All About Jazz needs your help and we have a deal. Pay $20 and we'll hide those six pesky Google ads that appear on every page, plus this box and the slideout box on the right for a full year! You'll also fund website expansion.
With a rapidly growing discography, pianist Omar Sosa is demonstrating capabilities that extend far beyond his Afro-Cuban roots. In Pictures of Soul , an intimate duet recording with percussionist Adam Rudolph, he shows that his influences range far wider, and that he is fashioning these influences into a language all his own.
Comparisons will likely be made to Keith Jarrett, and clearly Sosa shares the same Faulkner-esque stream-of-consciousness ability to seemingly pull melodies out of the ether; but whereas Jarrett has a strong footing in the blues and gospel music, Sosa's folk roots are more in the South American and African dialects.
Rudolph was a relatively early exponent of world music, having played in the 1970s with Gambian and Moroccan musicians. In this impromptu session, where there were no charts and nothing was predefined, Rudolph and Sosa use melodies and rhythms from around the world to create an album which varies from the trance-inducing ambient track, "Pilgrimage," where Sosa eschews his main instrument for the harmonium and Fender Rhodes, to more energetic post-bop-informed miniatures like "Cuzco Refrain."
Sosa expands his sonic palette, incorporating playing inside the piano box and modifying the instrument by placing vibrating instruments on the strings on "Dreams." Rudolph's textural capabilities are even broader, utilizing all manner of ethnic percussion instruments, gongs and cymbals, as well as flutes on tracks including "Kachirumba" and the pastoral "Eye of the Blackbird."
Each player defines; Sosa plays with an impressionistic touch on "Portrait" and "Winter of the Flower"; Rudolph's percussion sometimes punctuates, as on "The Call," and other times creates hypnotic rhythms, as on "The Wandering Night." Like Egberto Gismonti, Omar Sosa seems intent on fashioning new sounds from existing patterns. With Rudolph, he has a sympathetic partner. There is much of the familiar in what they do; yet somehow they manage to combine to create a sound that feels, at the same time, refreshingly different.
Pictures of Soul represents a meeting of two artists who have enjoyed each other's work from afar for some time; with this collaboration they have created a work that engages the ear and relaxes the mind. Hopefully this won't be the last time Sosa and Rudolph meet for a session of transcendence and discovery.

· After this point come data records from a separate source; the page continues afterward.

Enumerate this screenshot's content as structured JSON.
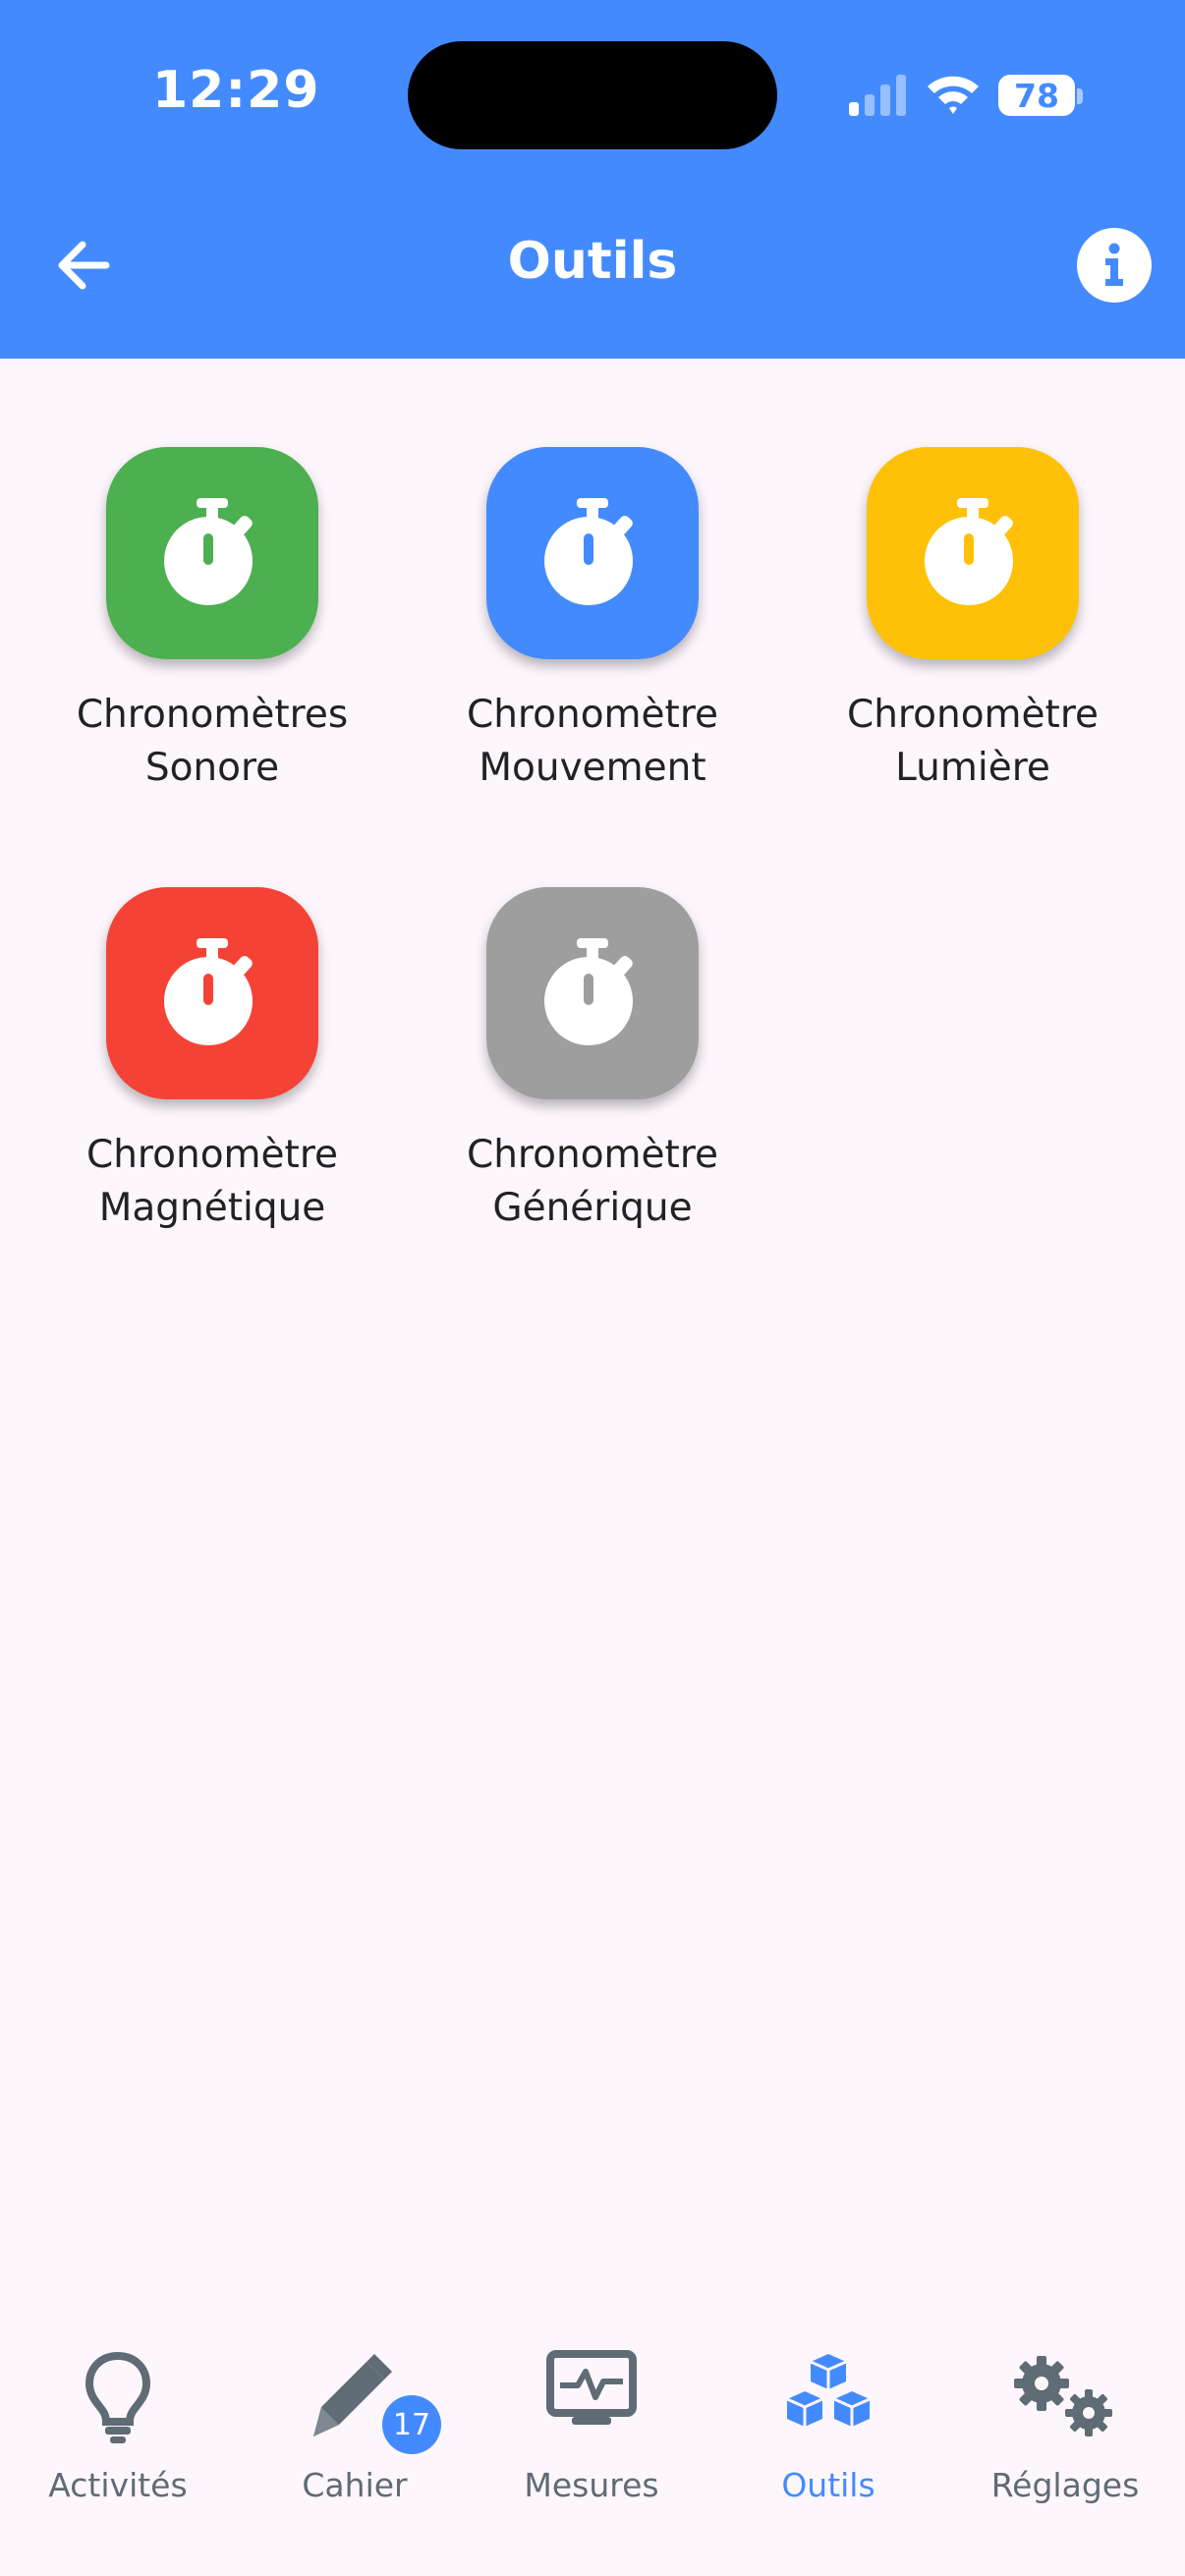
{
  "status_bar": {
    "time": "12:29",
    "battery": "78"
  },
  "header": {
    "title": "Outils"
  },
  "tools": [
    {
      "line1": "Chronomètres",
      "line2": "Sonore",
      "color": "#4CAF50"
    },
    {
      "line1": "Chronomètre",
      "line2": "Mouvement",
      "color": "#448AFF"
    },
    {
      "line1": "Chronomètre",
      "line2": "Lumière",
      "color": "#FFC107"
    },
    {
      "line1": "Chronomètre",
      "line2": "Magnétique",
      "color": "#F44336"
    },
    {
      "line1": "Chronomètre",
      "line2": "Générique",
      "color": "#9E9E9E"
    }
  ],
  "nav": {
    "items": [
      {
        "label": "Activités",
        "icon": "lightbulb-icon"
      },
      {
        "label": "Cahier",
        "icon": "pencil-icon",
        "badge": "17"
      },
      {
        "label": "Mesures",
        "icon": "monitor-pulse-icon"
      },
      {
        "label": "Outils",
        "icon": "cubes-icon",
        "active": true
      },
      {
        "label": "Réglages",
        "icon": "gears-icon"
      }
    ]
  },
  "colors": {
    "primary": "#448AFF",
    "background": "#FDF7FD",
    "nav_inactive": "#5F6B75"
  }
}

Track Listing: Portrait, The Call, Kachirumba, Eye of the Blackbird, Dreams, The Wandering Night, CUzco Refrain, Intermezzo, Trace of Burning Stars, Green Silence, Winter of the Flower, Sweet Summer, Serenade for Two, Kiss of the Rain, Pilgrimage, Black Exit
As a kid, my mom told me I'd like jazz. I thought she was nuts. Then I went to hear Cannonball Adderley (with Nat Adderley, George Duke, Walter Booker, Roy McCurdy and Airto) and everything changed. Yeah, mom knows best.